Volume 44 Number 6
World Spotlight: A European Approach to Arsenic -- The Globe’s Largest Municipal Reduction Program Under Way in the U.K.
As a naturally occurring chemical found in the Earth’s crust, arsenic (As) is released into drinking water supplies when rocks, minerals and soil erode. Historically, arsenic has been used in metallic form to create alloys (i.e., different metal mixtures) with lead and copper. Plus, arsenic compounds can be used in and to manufacture a range of products such as glass, wood preservatives, metal plating and electronics. Lastly, it’s present as an impurity in coal and oil-based products such as gas, diesel fuel and motor oil. Industrial use of arsenic has declined and its use in agricultural and household pesticides in the United Kingdom is no longer approved.
Arsenic in the UK
Typically, about 10 percent of total arsenic at a water utility is removed from the final effluent before discharge. The largest contributor of arsenic to sewage -- about 40 percent -- is dust and ash washed into street drains from roads and pavement. The total weight of arsenic discharged from houses and businesses in wastewater is about 20 percent of the total. About 30 percent comes from businesses discharging effluent to sewers from processes such as timber treatment using arsenic containing wood preservatives.
The most common forms of arsenic found in drinking water supplies are trivalent arsenite (As III) and pentavalent arsenate (As V). Drinking water contaminated with either form of arsenic is the most common medium for human exposure to this dangerous chemical. Studies have linked long-term exposure to arsenic contamination with cancer of the bladder, lungs, skin, kidney, nasal passages, liver and prostate.
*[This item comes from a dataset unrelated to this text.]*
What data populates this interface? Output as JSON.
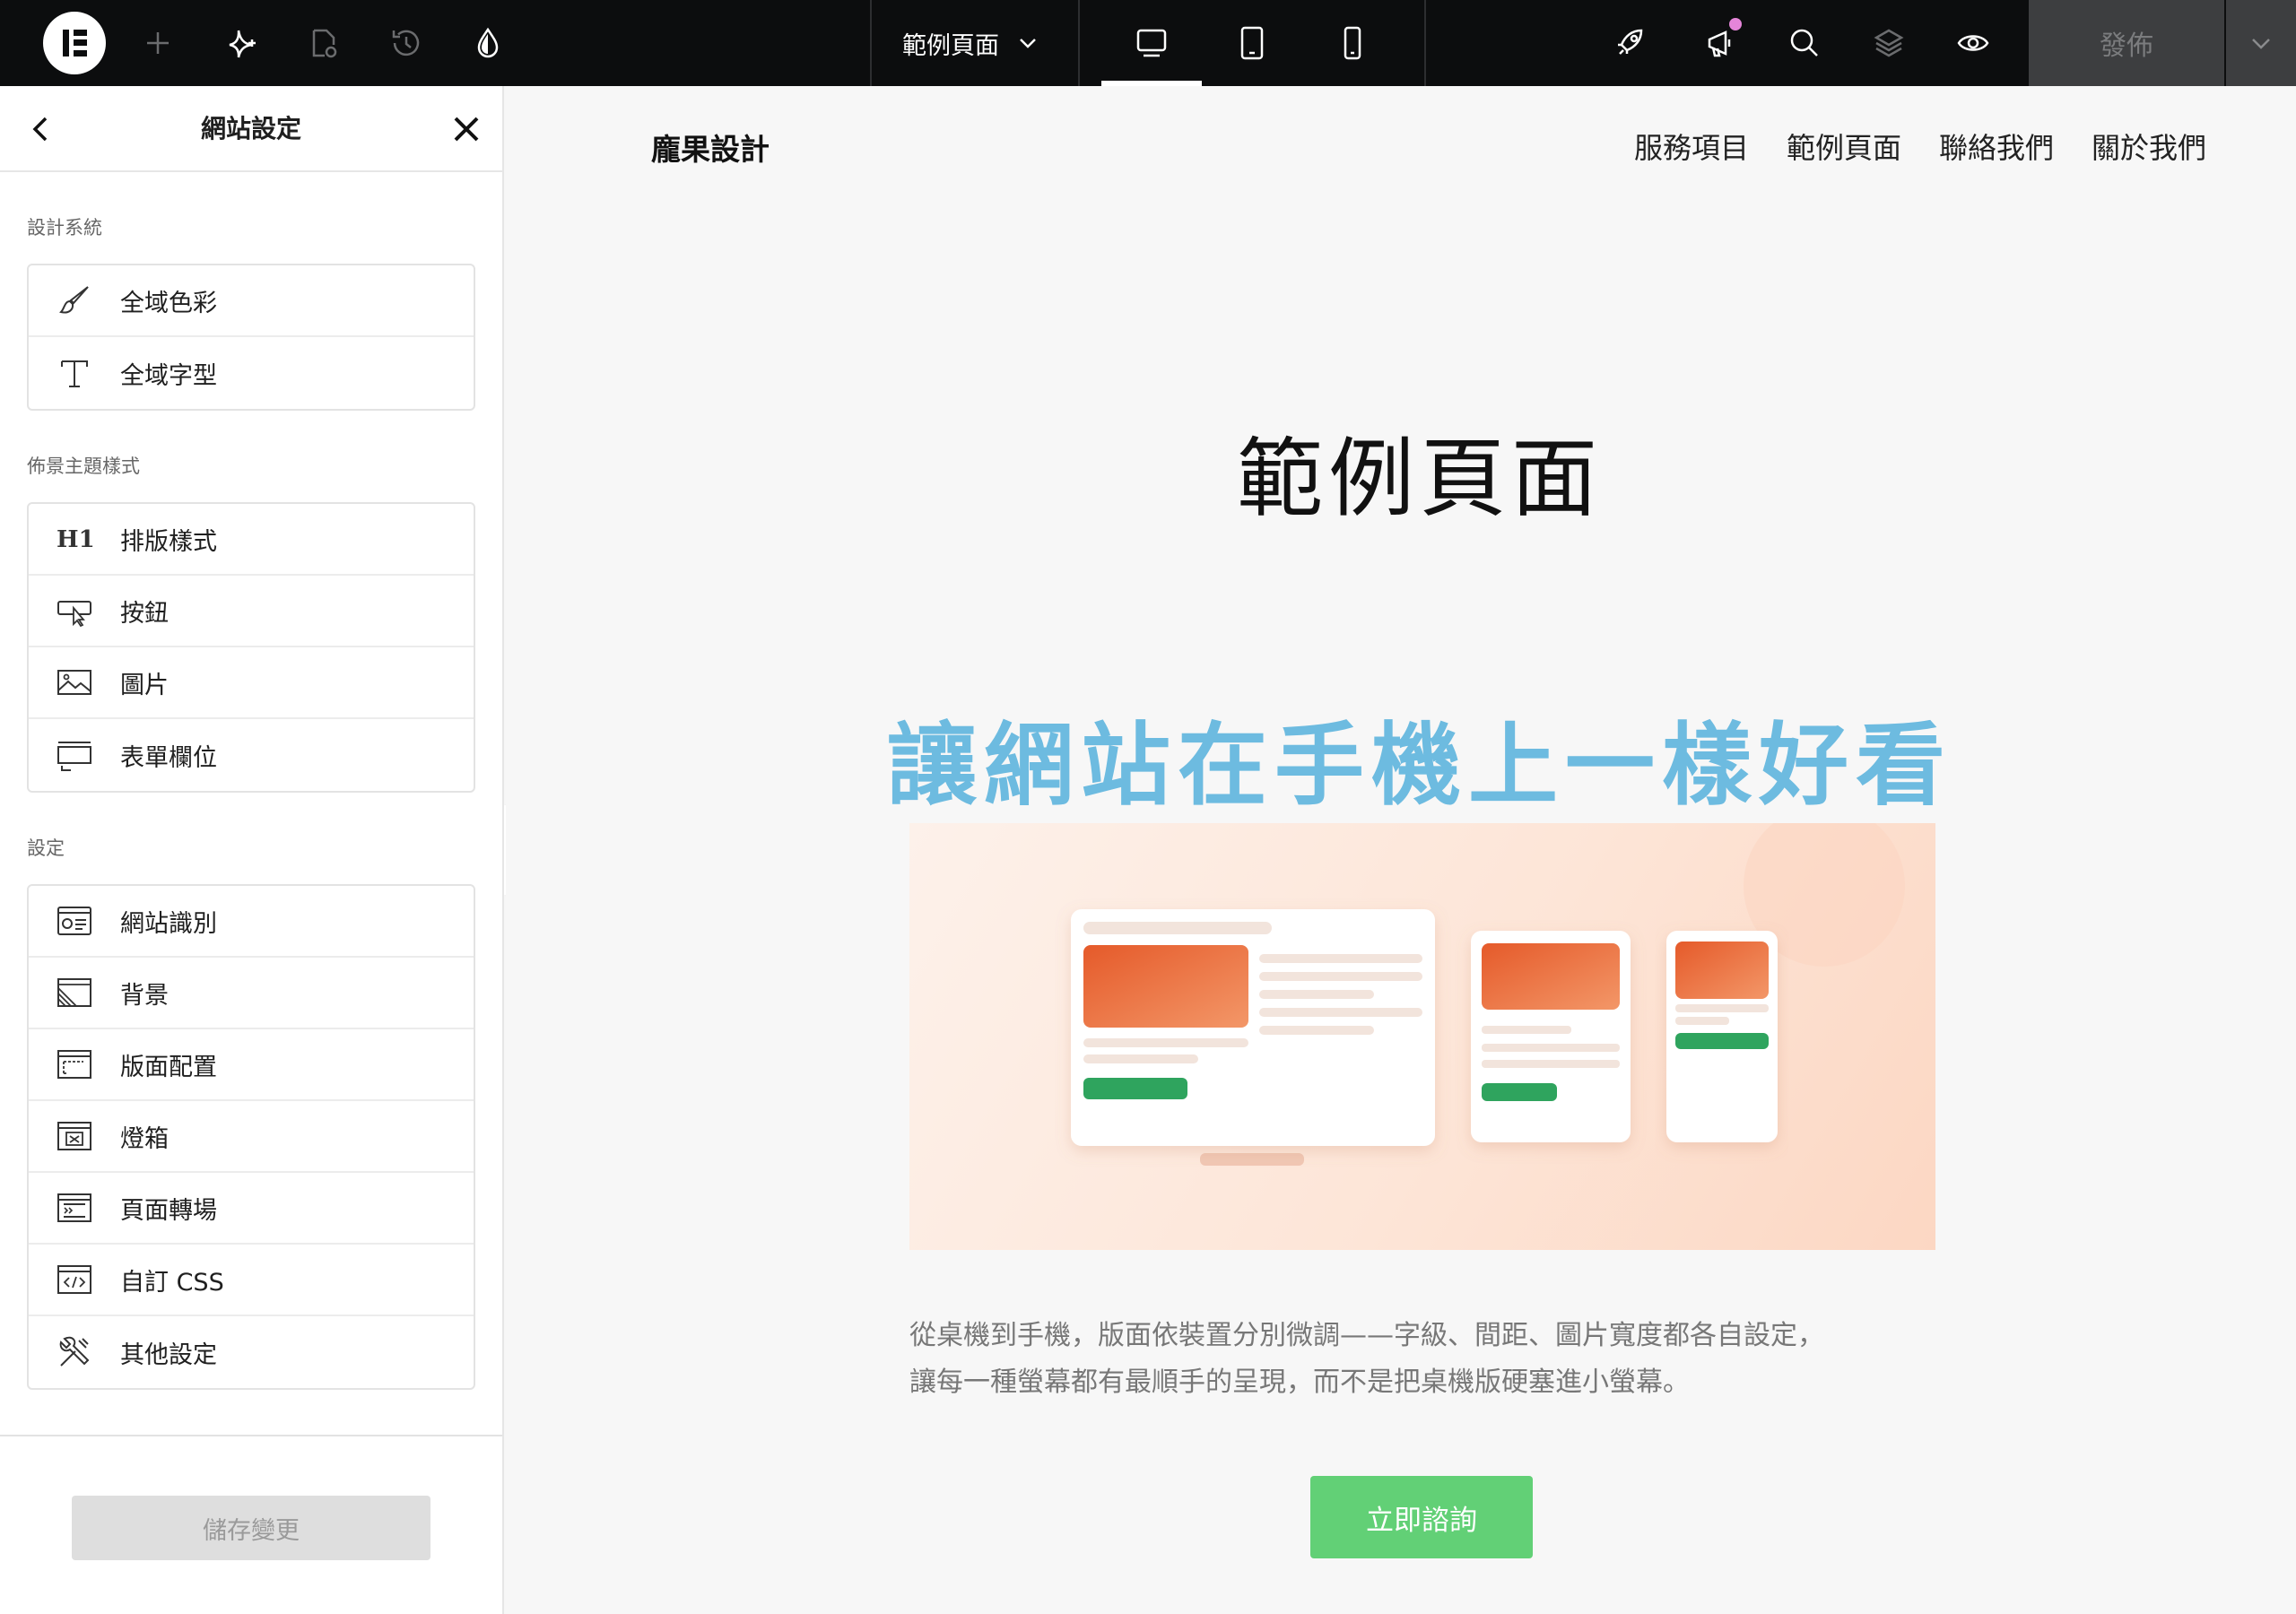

Non-cancerous effects of arsenic contamination include cardiovascular, pulmonary, immunological, neurological and endocrine effects.
Since 1958, the World Health Organization (WHO) has been involved in offering guidelines for setting drinking water standards. During that initial year, the WHO put forth the International Standards for Drinking Water establishing 200 micrograms per liter (mg/L) as an allowable concentration for arsenic levels. Having re-evaluated the standard in 1963 and reducing the allowable concentration to 50 mg/L in 1984, the WHO settled on a final provisional guideline of 10 mg/L in 1993. During a revision to the European Union (EU) Drinking Water Directive in 1998, the WHO provisional guideline was accepted by the EU. The 10 mg/L maximum contaminant level will become a statutory requirement in the United Kingdom on Dec. 25, 2003.
The largest independent water company in the UK, with headquarters in Birmingham, England, is responsible for supplying 8 million customers with drinking water, primarily in the central area of England. By the end of summer 2003, months before the deadline, it will have undertaken the largest municipal arsenic removal program in the world.
Meeting the demands
A variety of processes were studied to remove As from water including ion exchange, coagulation/filtration, reverse osmosis and various adsorbents. The best separation mechanism for As removal was determined to be irreversible adsorption onto a solid metal oxide that has a high As adsorption capacity. The media, a granular ferric oxide (GFO), was developed by Bayer AG specifically for groundwater source drinking water adsorption. When placed into a specially designed arsenic removal system, the media adsorbs As onto a solid granular media. With a high capacity for As, the media is long-lasting and can be disposed of in a non-hazardous landfill when it becomes exhausted. Plus, the exhausted media is in a solid waste form that requires no processing prior to disposal. Another advantage of this process is the small amount -- approximately 0.1 percent of treated water -- of residuals, or wastewater, generated in the process.
Capital and operating costs for this particular arsenic removal system are low, with the average processing costs at 10-25 cents per thousand gallons of water treated, depending upon system size and influent water As levels. The process, which will remove As to less than 4 mg/L, is simple to operate and can be remotely monitored along with well pump and disinfection operation. Very little operator intervention is required.
Putting it to work
About the authors